And on the rare occasion you want to sound humble, just put the word “American” in front of the measurement and leave out the units: “Yeah, it wasn’t that huge though. I guess it was probably an American 50. . . so, what’s your favourite kind of camber?”

Ounces and pounds should be the only units used in measuring alcohol and drugs, as the people who invented their abbreviations were clearly intoxicated. There is no “z” in ounces, yet there is in “oz” and where the “lbs” abbreviation came from for pounds is clearly straight up invention. The British measurement unit “stone” is only used when estimating how much a rock weighs. It’s about one.

Volume measurements are for lying about the fuel economy of your pickup truck. “Litres per 100 kilometres” is most commonly used, “miles per gallon” is also acceptable. But if you want to be honest yet vague about your measurements, do it in litres per gallon. Most vehicles are around four.

DEPTH (of your lying)
In case you haven’t figured it out by now, the best way to standardize braggadocio is to make it all big—the only things locals here like small are the lift lines. Strict adherence to this protocol helps the rest of us understand what you’re really made of, so if you’re going to lie this winter, please study this guide and try to do it correctly.
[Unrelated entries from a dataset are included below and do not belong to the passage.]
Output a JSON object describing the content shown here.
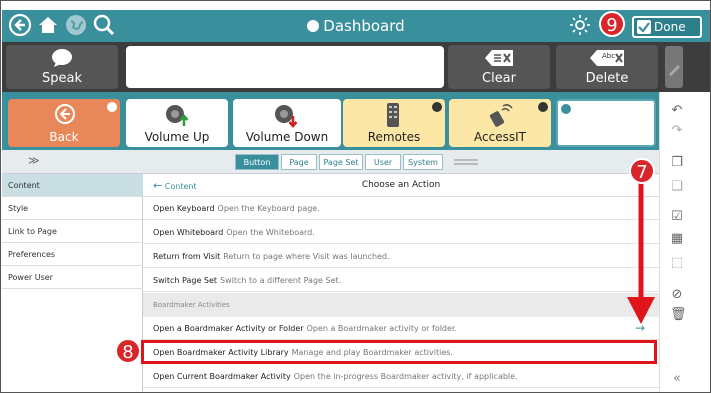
{
  "topbar": {
    "title": "Dashboard",
    "done_label": "Done",
    "icons": [
      "back-circle-icon",
      "home-icon",
      "globe-icon",
      "search-icon",
      "brightness-icon",
      "checkmark-icon"
    ]
  },
  "speech_row": {
    "speak_label": "Speak",
    "clear_label": "Clear",
    "delete_label": "Delete",
    "delete_icon_text": "Abc",
    "clear_icon_text": "="
  },
  "buttons": [
    {
      "label": "Back",
      "color": "#e8875a"
    },
    {
      "label": "Volume Up",
      "color": "#ffffff"
    },
    {
      "label": "Volume Down",
      "color": "#ffffff"
    },
    {
      "label": "Remotes",
      "color": "#fde7a7"
    },
    {
      "label": "AccessIT",
      "color": "#fde7a7"
    },
    {
      "label": "",
      "color": "#ffffff"
    }
  ],
  "tabs": [
    "Button",
    "Page",
    "Page Set",
    "User",
    "System"
  ],
  "active_tab": "Button",
  "left_nav": [
    "Content",
    "Style",
    "Link to Page",
    "Preferences",
    "Power User"
  ],
  "active_nav": "Content",
  "panel": {
    "back_label": "Content",
    "title": "Choose an Action",
    "actions_top": [
      {
        "name": "Open Keyboard",
        "desc": "Open the Keyboard page."
      },
      {
        "name": "Open Whiteboard",
        "desc": "Open the Whiteboard."
      },
      {
        "name": "Return from Visit",
        "desc": "Return to page where Visit was launched."
      },
      {
        "name": "Switch Page Set",
        "desc": "Switch to a different Page Set."
      }
    ],
    "section_label": "Boardmaker Activities",
    "actions_bottom": [
      {
        "name": "Open a Boardmaker Activity or Folder",
        "desc": "Open a Boardmaker activity or folder."
      },
      {
        "name": "Open Boardmaker Activity Library",
        "desc": "Manage and play Boardmaker activities."
      },
      {
        "name": "Open Current Boardmaker Activity",
        "desc": "Open the in-progress Boardmaker activity, if applicable."
      }
    ]
  },
  "annotations": {
    "step_done": "9",
    "step_arrow": "7",
    "step_item": "8",
    "accent": "#e0141b"
  }
}
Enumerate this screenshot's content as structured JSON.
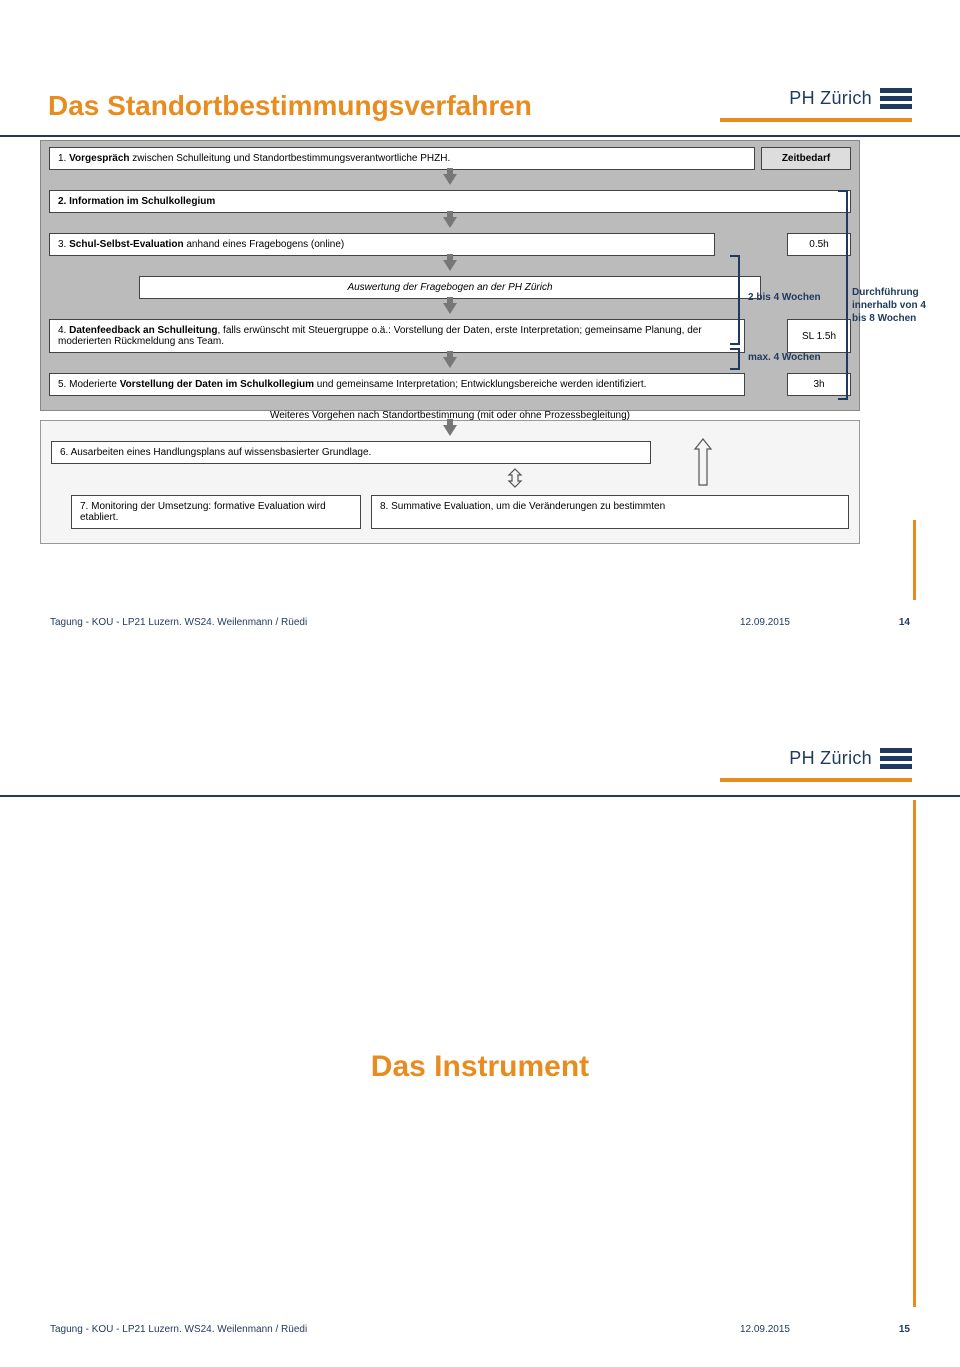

It’s so much easier to ignore everyone when they’re all speaking the same language.